Port Quin lies between Port Isaac and Polzeath and is a magical near deserted cove with a rugged natural harbour. The picture of serenity on a peaceful summer's day, with clear, clam waters that are safe for swimming, Port Quin is nonetheless prone to savage storms during the winter months.
One of these storms is reputed to have wiped out the entire fishing fleet sometime in the nineteenth century, giving rise to Port Quin's eerie nickname - 'The village that died.' After the storm the women of the village were forced to abandon their homes, due to hardship.
During the medieval period, boats from Port Quin often sailed to Wales trading coal, manure, lead and building ashlar. The local economy was based primarily upon the pilchard season and fresh catches were placed in several large drying sheds in the village before being transported for sale.
In February 1700 the East Indian ship Thornton was wrecked at Port Quin.

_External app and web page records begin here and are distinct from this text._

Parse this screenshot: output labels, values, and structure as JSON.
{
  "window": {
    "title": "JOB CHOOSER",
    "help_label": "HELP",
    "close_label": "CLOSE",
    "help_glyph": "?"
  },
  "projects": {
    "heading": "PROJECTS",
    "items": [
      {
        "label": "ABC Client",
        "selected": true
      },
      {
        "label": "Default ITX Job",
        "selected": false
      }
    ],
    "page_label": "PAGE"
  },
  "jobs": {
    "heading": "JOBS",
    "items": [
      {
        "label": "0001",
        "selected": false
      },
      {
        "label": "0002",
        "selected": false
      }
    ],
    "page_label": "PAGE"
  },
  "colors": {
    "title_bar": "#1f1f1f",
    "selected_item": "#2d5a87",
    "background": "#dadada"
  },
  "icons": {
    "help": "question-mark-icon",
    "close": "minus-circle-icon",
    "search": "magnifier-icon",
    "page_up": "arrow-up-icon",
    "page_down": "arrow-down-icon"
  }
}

On the south-west side of the inlet is Doyden Point, on which is situated Doyden Castle, a castellated folly built about 1830 by a Samuel Symons.